By Aaron Berger, Nebraska Extension Educator
This study by Dustin L. Pendell Ph.D. and Kevin L. Herbel can be found at the Kansas State University website http://www.agmanager.info/. Review and summary by Aaron Berger, Nebraska Extension Educator.
Dr. Dustin Pendell and Kevin Herbel recently published a paper that highlighted the differences between 61 different producers with cow-calf enterprises that are part of the Kansas Farm Management Association. The paper examined both returns over variable costs and returns over total costs in 2016. The authors broke out participants in the study into three groups of high-, medium- and low-profit producers. Here are differences that stood out between producers from the data when looking at returns over total costs.
• Differences in costs between operations outweighed revenue differences. High-profit operations spent $198 less per cow than low-profit operations.
• High-profit operations generated more revenue per cow, $136.03, than low profit operations.
• Major differences in costs between high profit and low profit herds were found in feed expense. High-profit herds spent a total of $494.95 per cow on grazed and harvested feed, while low-profit herds spent $596.38. This is a difference of $101.43 per cow!
• Labor, depreciation and interest expenses were all lower on a per cow basis for the high-profit operations than the low-profit operations. High-profit producers had a $61.63 advantage over low-profit producers in this area.
• High-profit operations generated a positive net return to management of $35.22 per cow, while low-profit operations had a negative return of -$298.91 to management in 2016.
The Kansas Farm Management Association cow-calf enterprise data provides insights into the differences between high-, medium- and low profit producers. Participants in the data set have the necessary production and financial records to know what their production costs are and then can use that information to make management decisions to improve profitability.
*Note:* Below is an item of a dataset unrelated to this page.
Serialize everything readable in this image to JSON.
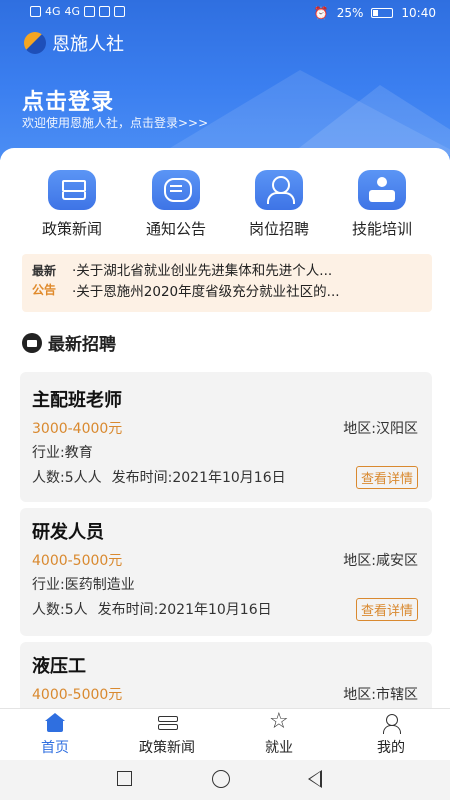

In this data set, producers who aggressively controlled costs while producing more pounds of calf to sell per cow than their competitors were the most profitable.
An interview with Dr. Dustin Pendell and Kevin Herbel that gives more background on the study and their perspective on consistent characteristics of high- profit producers is available at https://go.unl.edu/podcast.